The TNM staging below is used only for carcinomas of the gallbladder and the cystic duct.
TNM stands for tumour, nodes, metastasis. TNM staging describes:
Primary tumour cannot be assessed.
No evidence of primary tumour.
Carcinoma in situ – Cancer cells are found only in the inner (mucosal) layer of the gallbladder.
Tumour has grown into the lamina propria or the muscular layer of the gallbladder.
T1a – Tumour has spread to the lamina propria.
T1b – Tumour has spread to the muscular layer.
Tumour has grown into the perimuscular connective tissue. The cancer has not spread beyond the serosa or into the liver.
Tumour has grown through the serosa of the gallbladder or the cancer has spread to the liver or one other nearby organ or structure. Nearby organs include the stomach, duodenum (first part of the small intestine), colon, pancreas, omentumomentumA fold in the peritoneum (the membrane that lines the walls of the abdomen and pelvis) that covers and supports organs and blood vessels in the abdomen. or bile ducts outside the liver (extrahepatic bile ducts).
Tumour has grown into one of the main blood vessels leading into the liver (portal vein or hepatic artery) or the cancer has spread to 2 or more nearby organs other than the liver.
Regional lymph nodes cannot be assessed.
No regional lymph node metastasis.

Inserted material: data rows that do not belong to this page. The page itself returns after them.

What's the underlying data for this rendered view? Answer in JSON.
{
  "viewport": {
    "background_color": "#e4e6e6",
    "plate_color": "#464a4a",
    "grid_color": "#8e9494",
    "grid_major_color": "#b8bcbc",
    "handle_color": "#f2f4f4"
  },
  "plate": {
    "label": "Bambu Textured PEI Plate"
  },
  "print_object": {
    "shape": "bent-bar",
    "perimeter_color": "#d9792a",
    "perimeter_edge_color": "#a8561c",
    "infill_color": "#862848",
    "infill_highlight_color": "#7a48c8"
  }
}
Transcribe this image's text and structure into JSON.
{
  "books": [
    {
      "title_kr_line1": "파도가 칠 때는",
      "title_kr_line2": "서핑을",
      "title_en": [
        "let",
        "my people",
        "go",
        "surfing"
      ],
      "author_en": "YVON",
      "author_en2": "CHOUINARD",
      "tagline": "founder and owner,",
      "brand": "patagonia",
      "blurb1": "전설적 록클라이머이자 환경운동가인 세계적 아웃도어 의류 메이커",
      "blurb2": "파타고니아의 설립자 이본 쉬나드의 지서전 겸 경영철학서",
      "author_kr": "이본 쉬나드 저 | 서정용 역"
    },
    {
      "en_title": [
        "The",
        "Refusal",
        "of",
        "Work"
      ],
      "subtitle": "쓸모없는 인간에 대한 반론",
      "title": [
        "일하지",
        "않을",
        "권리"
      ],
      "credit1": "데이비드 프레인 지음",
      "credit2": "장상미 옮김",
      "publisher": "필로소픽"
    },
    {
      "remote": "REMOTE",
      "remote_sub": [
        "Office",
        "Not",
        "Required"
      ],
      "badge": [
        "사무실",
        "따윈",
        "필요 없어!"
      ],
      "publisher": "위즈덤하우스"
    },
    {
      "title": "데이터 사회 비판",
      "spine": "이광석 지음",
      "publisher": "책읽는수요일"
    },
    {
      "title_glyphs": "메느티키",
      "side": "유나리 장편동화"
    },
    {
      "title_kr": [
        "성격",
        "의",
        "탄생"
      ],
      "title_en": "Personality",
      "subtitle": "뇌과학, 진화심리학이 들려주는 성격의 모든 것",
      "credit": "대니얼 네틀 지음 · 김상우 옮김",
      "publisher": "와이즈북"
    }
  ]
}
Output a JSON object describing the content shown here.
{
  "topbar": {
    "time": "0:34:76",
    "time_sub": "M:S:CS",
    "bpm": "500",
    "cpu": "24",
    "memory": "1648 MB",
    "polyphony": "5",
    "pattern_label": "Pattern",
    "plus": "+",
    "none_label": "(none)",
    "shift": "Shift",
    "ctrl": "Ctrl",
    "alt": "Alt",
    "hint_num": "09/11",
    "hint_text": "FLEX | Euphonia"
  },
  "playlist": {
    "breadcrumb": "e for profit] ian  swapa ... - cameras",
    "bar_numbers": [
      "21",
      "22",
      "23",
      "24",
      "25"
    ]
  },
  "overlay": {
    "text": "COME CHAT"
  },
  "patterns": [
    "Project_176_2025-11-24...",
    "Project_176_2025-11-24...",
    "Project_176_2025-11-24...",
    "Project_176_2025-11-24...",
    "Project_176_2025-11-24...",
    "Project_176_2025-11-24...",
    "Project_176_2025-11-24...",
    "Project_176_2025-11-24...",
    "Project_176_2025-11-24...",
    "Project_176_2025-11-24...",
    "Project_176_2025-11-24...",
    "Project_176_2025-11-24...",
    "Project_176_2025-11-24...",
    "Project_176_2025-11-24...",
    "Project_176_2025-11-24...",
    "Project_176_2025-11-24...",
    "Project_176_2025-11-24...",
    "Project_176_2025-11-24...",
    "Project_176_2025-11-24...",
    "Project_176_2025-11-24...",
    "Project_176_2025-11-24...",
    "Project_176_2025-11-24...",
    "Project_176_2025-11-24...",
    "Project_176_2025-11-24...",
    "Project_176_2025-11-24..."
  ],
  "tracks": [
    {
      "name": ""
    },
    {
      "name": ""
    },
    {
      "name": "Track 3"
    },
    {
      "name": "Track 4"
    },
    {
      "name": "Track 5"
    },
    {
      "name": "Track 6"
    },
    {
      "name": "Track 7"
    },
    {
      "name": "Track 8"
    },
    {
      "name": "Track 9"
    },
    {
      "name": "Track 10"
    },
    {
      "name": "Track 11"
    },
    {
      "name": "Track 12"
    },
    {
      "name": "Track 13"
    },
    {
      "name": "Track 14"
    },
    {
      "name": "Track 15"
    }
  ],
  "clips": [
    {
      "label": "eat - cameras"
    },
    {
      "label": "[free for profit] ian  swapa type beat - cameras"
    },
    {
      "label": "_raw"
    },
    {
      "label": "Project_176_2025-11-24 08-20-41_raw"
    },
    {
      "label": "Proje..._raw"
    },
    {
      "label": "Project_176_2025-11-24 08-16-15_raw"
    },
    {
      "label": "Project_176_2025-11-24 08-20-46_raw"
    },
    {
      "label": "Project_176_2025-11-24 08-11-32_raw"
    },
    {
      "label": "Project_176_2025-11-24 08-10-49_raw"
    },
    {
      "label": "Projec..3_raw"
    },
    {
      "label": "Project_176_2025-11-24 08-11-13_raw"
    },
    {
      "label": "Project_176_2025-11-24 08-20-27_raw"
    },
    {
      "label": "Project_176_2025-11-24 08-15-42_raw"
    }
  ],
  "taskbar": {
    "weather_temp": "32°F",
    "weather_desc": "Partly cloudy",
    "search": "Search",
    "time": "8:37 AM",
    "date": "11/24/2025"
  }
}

Regional lymph node metastasis.
Note: Regional lymph nodes are the hepatic hilus nodes near the gallbladder, including those along the cystic duct, common bile duct, common hepatic artery and portal vein.
No distant metastasis.
Note: Distant metastasis means the cancer has spread to distant organs or lymph nodes farther from the gallbladder (extra-regional lymph nodes), such as the peripancreatic, celiac, periduodenal or superior mesenteric artery lymph nodes.
The UICC further groups the TNM data into the stages listed in the table below.
Carcinoma in situ – Cancer is found only on the innermost surface of the gallbladder, without growing into the wall.
The tumour has grown into the wall of the gallbladder (lamina propria or the muscular layer).
The cancer has not spread outside the gallbladder to the lymph nodes or other organs.
The tumour has grown into the perimuscular connective tissue.
The cancer has not spread outside the gallbladder, to the lymph nodes or to other organs.
The tumour has grown through the outer surface of the gallbladder (serosa) or has spread to the liver or one other nearby organ.
The cancer has not spread to the lymph nodes or to organs far away from the gallbladder.
The tumour has grown anywhere in the gallbladder.
The cancer has spread to nearby lymph nodes but has not spread to organs far away from the gallbladder.
The tumour has spread to a main blood vessel leading to the liver or to 2 or more nearby organs other than the liver.
The cancer may or may not have spread to nearby lymph nodes and has not spread to organs far away from the gallbladder.
The cancer has spread to lymph nodes farther away from the gallbladder (extra-regional lymph nodes).
The cancer has spread to organs far away from the gallbladder.
When planning treatment, doctors may put people with gallbladder cancer into 1 of 2 groups based on whether or not the cancer can be removed by surgery (is resectable).
Recurrent gallbladder cancer means that the cancer has come back after it has been treated. It may recur in the same location as the original cancer or it may recur in another part of the body (metastatic gallbladder cancer).